for the agency to defend this civil suit. See FEC
Certification at 3. The vote was 3-1, with Chair Weintraub
dissenting. Id.; see also Statement of
Reasons of Chair Ellen L. Weintraub, Federal Election
Commission (Sept. 20, 2019), https://eqs.fec.gov/
eqsdocsMUR/69402.pdf (hereinafter Weintraub SOR). An entry of
default against it will thus ultimately ensue. See
October of this year, HFA and CTR moved to intervene as
Defendants, arguing for intervention of right or, in the
alternative, permissive intervention. CLC opposes the Motion.
Rule of Civil Procedure 24(a) addresses intervention of

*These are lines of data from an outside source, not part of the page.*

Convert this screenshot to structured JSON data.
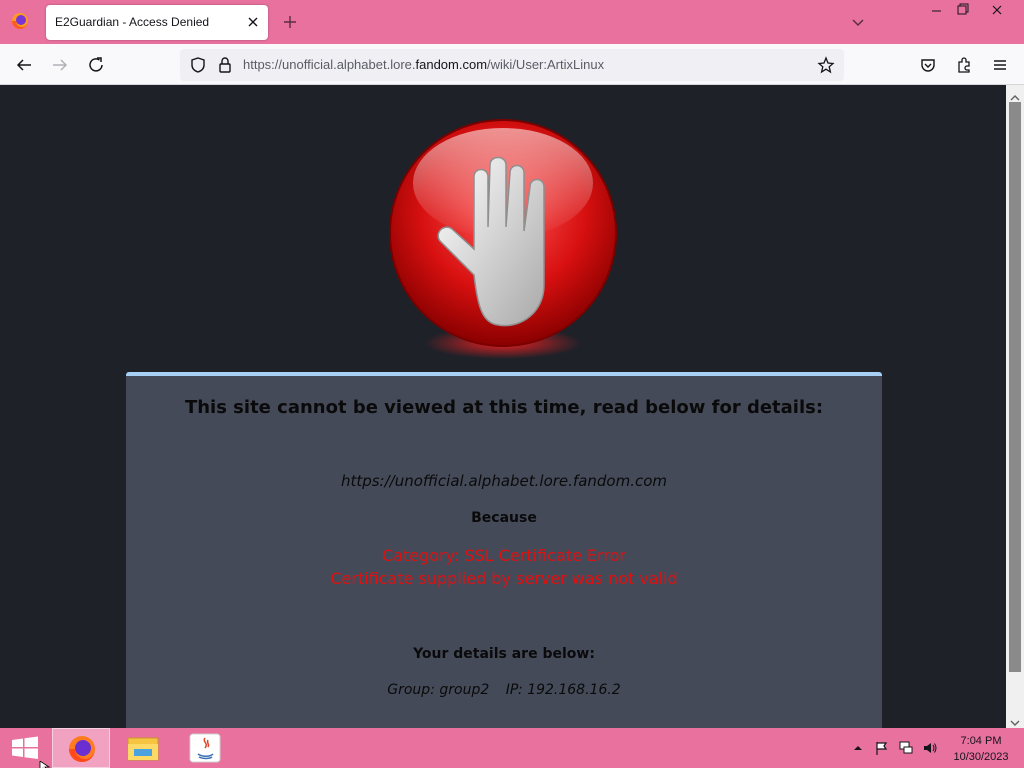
{
  "browser": {
    "tab": {
      "title": "E2Guardian - Access Denied"
    },
    "url": {
      "prefix": "https://unofficial.alphabet.lore.",
      "domain": "fandom.com",
      "suffix": "/wiki/User:ArtixLinux"
    }
  },
  "page": {
    "heading": "This site cannot be viewed at this time, read below for details:",
    "blocked_url": "https://unofficial.alphabet.lore.fandom.com",
    "because": "Because",
    "category": "Category: SSL Certificate Error",
    "reason": "Certificate supplied by server was not valid",
    "details_heading": "Your details are below:",
    "group": "Group: group2",
    "ip": "IP: 192.168.16.2"
  },
  "taskbar": {
    "time": "7:04 PM",
    "date": "10/30/2023"
  },
  "colors": {
    "accent": "#e8719e",
    "error_text": "#e01010",
    "panel_bg": "#454a59",
    "page_bg": "#1f2128"
  },
  "icons": [
    "firefox-icon",
    "close-icon",
    "plus-icon",
    "chevron-down-icon",
    "back-icon",
    "forward-icon",
    "reload-icon",
    "shield-icon",
    "lock-icon",
    "star-icon",
    "pocket-icon",
    "extensions-icon",
    "menu-icon",
    "stop-hand-icon",
    "windows-start-icon",
    "file-explorer-icon",
    "java-icon",
    "flag-icon",
    "network-icon",
    "volume-icon"
  ]
}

right, and Rule 24(b) covers permissive intervention. The
former requires the Court to allow intervention by
anyone who “claims an interest relating to the . . .
transaction that is the subject of the action, and is so
situated that disposing of the action may as a practical
matter impair or impede the movant's ability to protect
its interest, unless existing parties adequately represent
that interest.” Fed.R.Civ.P. 24(a)(2). In this Circuit,
then, a movant must fulfill four requirements: “(1) the
application to intervene must be timely; (2) the applicant
must demonstrate a legally protected interest in the action;
(3) the action must threaten to impair that interest; and (4)
no party to the action can be an adequate representative of
the applicant's interests.” Deutsche Bank
Nat'l Trust Co. v. FDIC, 717 F.3d 189, 192 (D.C.
Cir. 2013) (quoting Karsner v. Lothian, 532 F.3d
876, 885 (D.C. Cir. 2008)). In addition, movants for
intervention in the D.C. Circuit are required “to
demonstrate Article III standing.” Crossroads
Grassroots Policy Strategies v. FEC, 788 F.3d 312, 316
(D.C. Cir. 2015).
24(b), conversely, allows the Court to grant
intervention where the intervenor makes a timely motion and
“has a claim or defense that shares with the main
action a common question of law or fact.” Fed.R.Civ.P.
24(b)(1)(B). It also “must consider whether the
intervention will unduly delay or ...